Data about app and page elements
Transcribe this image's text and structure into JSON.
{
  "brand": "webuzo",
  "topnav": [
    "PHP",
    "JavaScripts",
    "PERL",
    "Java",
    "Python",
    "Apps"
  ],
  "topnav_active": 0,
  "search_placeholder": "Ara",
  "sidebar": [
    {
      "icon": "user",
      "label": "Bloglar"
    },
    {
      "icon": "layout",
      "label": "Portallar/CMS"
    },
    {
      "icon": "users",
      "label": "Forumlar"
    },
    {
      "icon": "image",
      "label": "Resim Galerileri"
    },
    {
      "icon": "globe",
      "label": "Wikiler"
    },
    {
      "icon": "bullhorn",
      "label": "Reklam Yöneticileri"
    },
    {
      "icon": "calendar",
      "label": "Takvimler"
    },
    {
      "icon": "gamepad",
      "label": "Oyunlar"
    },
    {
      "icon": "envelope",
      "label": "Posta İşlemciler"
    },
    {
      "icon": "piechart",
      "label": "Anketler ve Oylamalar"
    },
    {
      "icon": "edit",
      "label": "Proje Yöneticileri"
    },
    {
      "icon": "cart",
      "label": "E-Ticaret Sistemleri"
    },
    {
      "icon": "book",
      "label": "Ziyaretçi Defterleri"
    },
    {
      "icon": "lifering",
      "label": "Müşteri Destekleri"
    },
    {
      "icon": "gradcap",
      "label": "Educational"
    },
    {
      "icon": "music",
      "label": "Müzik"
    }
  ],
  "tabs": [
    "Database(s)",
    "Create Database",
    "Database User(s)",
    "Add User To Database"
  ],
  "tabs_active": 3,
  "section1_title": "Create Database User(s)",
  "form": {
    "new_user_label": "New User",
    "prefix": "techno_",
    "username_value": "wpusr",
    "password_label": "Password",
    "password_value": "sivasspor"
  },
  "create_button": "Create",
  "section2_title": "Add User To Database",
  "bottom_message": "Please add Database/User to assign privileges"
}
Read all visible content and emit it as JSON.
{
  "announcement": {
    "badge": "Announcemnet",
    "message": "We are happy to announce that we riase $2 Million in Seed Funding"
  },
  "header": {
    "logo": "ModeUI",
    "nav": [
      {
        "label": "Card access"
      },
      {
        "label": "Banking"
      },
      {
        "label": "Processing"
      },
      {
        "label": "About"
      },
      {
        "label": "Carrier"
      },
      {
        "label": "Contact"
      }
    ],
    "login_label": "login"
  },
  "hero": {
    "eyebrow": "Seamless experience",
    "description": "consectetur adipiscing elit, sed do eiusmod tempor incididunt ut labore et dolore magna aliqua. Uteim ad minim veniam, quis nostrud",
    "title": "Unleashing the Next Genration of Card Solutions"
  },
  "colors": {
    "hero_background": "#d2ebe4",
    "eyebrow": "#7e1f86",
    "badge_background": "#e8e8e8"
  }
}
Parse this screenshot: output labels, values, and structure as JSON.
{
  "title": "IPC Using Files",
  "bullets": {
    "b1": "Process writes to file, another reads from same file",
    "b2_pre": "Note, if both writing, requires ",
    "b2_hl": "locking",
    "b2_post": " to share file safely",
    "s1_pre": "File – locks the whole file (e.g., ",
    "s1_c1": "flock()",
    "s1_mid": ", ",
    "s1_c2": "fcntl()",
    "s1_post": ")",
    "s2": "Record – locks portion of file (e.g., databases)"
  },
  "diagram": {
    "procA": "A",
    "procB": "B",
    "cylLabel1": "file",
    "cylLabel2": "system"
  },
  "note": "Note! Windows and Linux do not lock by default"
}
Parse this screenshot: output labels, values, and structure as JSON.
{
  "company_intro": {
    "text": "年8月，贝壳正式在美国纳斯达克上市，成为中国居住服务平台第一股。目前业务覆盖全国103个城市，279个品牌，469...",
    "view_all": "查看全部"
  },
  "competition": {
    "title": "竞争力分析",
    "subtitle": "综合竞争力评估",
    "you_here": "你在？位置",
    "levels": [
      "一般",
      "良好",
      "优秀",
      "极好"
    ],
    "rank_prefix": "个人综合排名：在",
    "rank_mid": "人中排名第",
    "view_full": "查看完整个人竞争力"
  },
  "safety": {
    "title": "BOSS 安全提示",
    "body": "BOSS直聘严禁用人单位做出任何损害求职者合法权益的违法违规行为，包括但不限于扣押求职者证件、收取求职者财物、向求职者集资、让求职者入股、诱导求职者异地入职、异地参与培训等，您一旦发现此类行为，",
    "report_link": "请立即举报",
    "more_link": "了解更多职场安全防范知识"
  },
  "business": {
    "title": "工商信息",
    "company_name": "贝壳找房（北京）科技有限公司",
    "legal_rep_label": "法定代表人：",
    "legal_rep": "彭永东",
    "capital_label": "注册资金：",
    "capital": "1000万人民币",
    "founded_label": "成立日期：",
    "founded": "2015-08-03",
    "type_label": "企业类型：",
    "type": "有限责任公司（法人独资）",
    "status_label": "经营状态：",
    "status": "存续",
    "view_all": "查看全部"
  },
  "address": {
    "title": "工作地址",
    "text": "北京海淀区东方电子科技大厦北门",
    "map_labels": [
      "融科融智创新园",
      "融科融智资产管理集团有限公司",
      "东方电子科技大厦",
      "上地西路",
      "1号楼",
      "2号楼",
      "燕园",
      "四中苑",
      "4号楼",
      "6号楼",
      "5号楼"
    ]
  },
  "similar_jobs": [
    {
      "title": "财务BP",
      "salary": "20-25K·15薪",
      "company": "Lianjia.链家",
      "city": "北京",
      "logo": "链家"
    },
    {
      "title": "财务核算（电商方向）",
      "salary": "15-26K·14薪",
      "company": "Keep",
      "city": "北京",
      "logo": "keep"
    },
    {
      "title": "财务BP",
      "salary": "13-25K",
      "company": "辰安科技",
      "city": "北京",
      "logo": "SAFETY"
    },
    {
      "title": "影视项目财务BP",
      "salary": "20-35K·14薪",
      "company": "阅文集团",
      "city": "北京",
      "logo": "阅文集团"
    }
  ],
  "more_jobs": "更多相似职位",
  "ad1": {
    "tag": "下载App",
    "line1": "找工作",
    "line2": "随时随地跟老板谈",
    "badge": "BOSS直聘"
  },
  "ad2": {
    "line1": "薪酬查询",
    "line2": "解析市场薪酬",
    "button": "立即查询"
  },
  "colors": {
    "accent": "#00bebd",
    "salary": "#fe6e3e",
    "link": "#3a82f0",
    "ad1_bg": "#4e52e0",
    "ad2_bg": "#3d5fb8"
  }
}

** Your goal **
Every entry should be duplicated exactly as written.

** Finished task **
Transcribe this image's text and structure into JSON.
{
  "brand": "webuzo",
  "topnav": [
    "PHP",
    "JavaScripts",
    "PERL",
    "Java",
    "Python",
    "Apps"
  ],
  "topnav_active": 0,
  "search_placeholder": "Ara",
  "sidebar": [
    {
      "icon": "user",
      "label": "Bloglar"
    },
    {
      "icon": "layout",
      "label": "Portallar/CMS"
    },
    {
      "icon": "users",
      "label": "Forumlar"
    },
    {
      "icon": "image",
      "label": "Resim Galerileri"
    },
    {
      "icon": "globe",
      "label": "Wikiler"
    },
    {
      "icon": "bullhorn",
      "label": "Reklam Yöneticileri"
    },
    {
      "icon": "calendar",
      "label": "Takvimler"
    },
    {
      "icon": "gamepad",
      "label": "Oyunlar"
    },
    {
      "icon": "envelope",
      "label": "Posta İşlemciler"
    },
    {
      "icon": "piechart",
      "label": "Anketler ve Oylamalar"
    },
    {
      "icon": "edit",
      "label": "Proje Yöneticileri"
    },
    {
      "icon": "cart",
      "label": "E-Ticaret Sistemleri"
    },
    {
      "icon": "book",
      "label": "Ziyaretçi Defterleri"
    },
    {
      "icon": "lifering",
      "label": "Müşteri Destekleri"
    },
    {
      "icon": "gradcap",
      "label": "Educational"
    },
    {
      "icon": "music",
      "label": "Müzik"
    }
  ],
  "tabs": [
    "Database(s)",
    "Create Database",
    "Database User(s)",
    "Add User To Database"
  ],
  "tabs_active": 3,
  "section1_title": "Create Database User(s)",
  "form": {
    "new_user_label": "New User",
    "prefix": "techno_",
    "username_value": "wpusr",
    "password_label": "Password",
    "password_value": "sivasspor"
  },
  "create_button": "Create",
  "section2_title": "Add User To Database",
  "bottom_message": "Please add Database/User to assign privileges"
}
Read all visible content and emit it as JSON.
{
  "announcement": {
    "badge": "Announcemnet",
    "message": "We are happy to announce that we riase $2 Million in Seed Funding"
  },
  "header": {
    "logo": "ModeUI",
    "nav": [
      {
        "label": "Card access"
      },
      {
        "label": "Banking"
      },
      {
        "label": "Processing"
      },
      {
        "label": "About"
      },
      {
        "label": "Carrier"
      },
      {
        "label": "Contact"
      }
    ],
    "login_label": "login"
  },
  "hero": {
    "eyebrow": "Seamless experience",
    "description": "consectetur adipiscing elit, sed do eiusmod tempor incididunt ut labore et dolore magna aliqua. Uteim ad minim veniam, quis nostrud",
    "title": "Unleashing the Next Genration of Card Solutions"
  },
  "colors": {
    "hero_background": "#d2ebe4",
    "eyebrow": "#7e1f86",
    "badge_background": "#e8e8e8"
  }
}
Parse this screenshot: output labels, values, and structure as JSON.
{
  "title": "IPC Using Files",
  "bullets": {
    "b1": "Process writes to file, another reads from same file",
    "b2_pre": "Note, if both writing, requires ",
    "b2_hl": "locking",
    "b2_post": " to share file safely",
    "s1_pre": "File – locks the whole file (e.g., ",
    "s1_c1": "flock()",
    "s1_mid": ", ",
    "s1_c2": "fcntl()",
    "s1_post": ")",
    "s2": "Record – locks portion of file (e.g., databases)"
  },
  "diagram": {
    "procA": "A",
    "procB": "B",
    "cylLabel1": "file",
    "cylLabel2": "system"
  },
  "note": "Note! Windows and Linux do not lock by default"
}
Parse this screenshot: output labels, values, and structure as JSON.
{
  "company_intro": {
    "text": "年8月，贝壳正式在美国纳斯达克上市，成为中国居住服务平台第一股。目前业务覆盖全国103个城市，279个品牌，469...",
    "view_all": "查看全部"
  },
  "competition": {
    "title": "竞争力分析",
    "subtitle": "综合竞争力评估",
    "you_here": "你在？位置",
    "levels": [
      "一般",
      "良好",
      "优秀",
      "极好"
    ],
    "rank_prefix": "个人综合排名：在",
    "rank_mid": "人中排名第",
    "view_full": "查看完整个人竞争力"
  },
  "safety": {
    "title": "BOSS 安全提示",
    "body": "BOSS直聘严禁用人单位做出任何损害求职者合法权益的违法违规行为，包括但不限于扣押求职者证件、收取求职者财物、向求职者集资、让求职者入股、诱导求职者异地入职、异地参与培训等，您一旦发现此类行为，",
    "report_link": "请立即举报",
    "more_link": "了解更多职场安全防范知识"
  },
  "business": {
    "title": "工商信息",
    "company_name": "贝壳找房（北京）科技有限公司",
    "legal_rep_label": "法定代表人：",
    "legal_rep": "彭永东",
    "capital_label": "注册资金：",
    "capital": "1000万人民币",
    "founded_label": "成立日期：",
    "founded": "2015-08-03",
    "type_label": "企业类型：",
    "type": "有限责任公司（法人独资）",
    "status_label": "经营状态：",
    "status": "存续",
    "view_all": "查看全部"
  },
  "address": {
    "title": "工作地址",
    "text": "北京海淀区东方电子科技大厦北门",
    "map_labels": [
      "融科融智创新园",
      "融科融智资产管理集团有限公司",
      "东方电子科技大厦",
      "上地西路",
      "1号楼",
      "2号楼",
      "燕园",
      "四中苑",
      "4号楼",
      "6号楼",
      "5号楼"
    ]
  },
  "similar_jobs": [
    {
      "title": "财务BP",
      "salary": "20-25K·15薪",
      "company": "Lianjia.链家",
      "city": "北京",
      "logo": "链家"
    },
    {
      "title": "财务核算（电商方向）",
      "salary": "15-26K·14薪",
      "company": "Keep",
      "city": "北京",
      "logo": "keep"
    },
    {
      "title": "财务BP",
      "salary": "13-25K",
      "company": "辰安科技",
      "city": "北京",
      "logo": "SAFETY"
    },
    {
      "title": "影视项目财务BP",
      "salary": "20-35K·14薪",
      "company": "阅文集团",
      "city": "北京",
      "logo": "阅文集团"
    }
  ],
  "more_jobs": "更多相似职位",
  "ad1": {
    "tag": "下载App",
    "line1": "找工作",
    "line2": "随时随地跟老板谈",
    "badge": "BOSS直聘"
  },
  "ad2": {
    "line1": "薪酬查询",
    "line2": "解析市场薪酬",
    "button": "立即查询"
  },
  "colors": {
    "accent": "#00bebd",
    "salary": "#fe6e3e",
    "link": "#3a82f0",
    "ad1_bg": "#4e52e0",
    "ad2_bg": "#3d5fb8"
  }
}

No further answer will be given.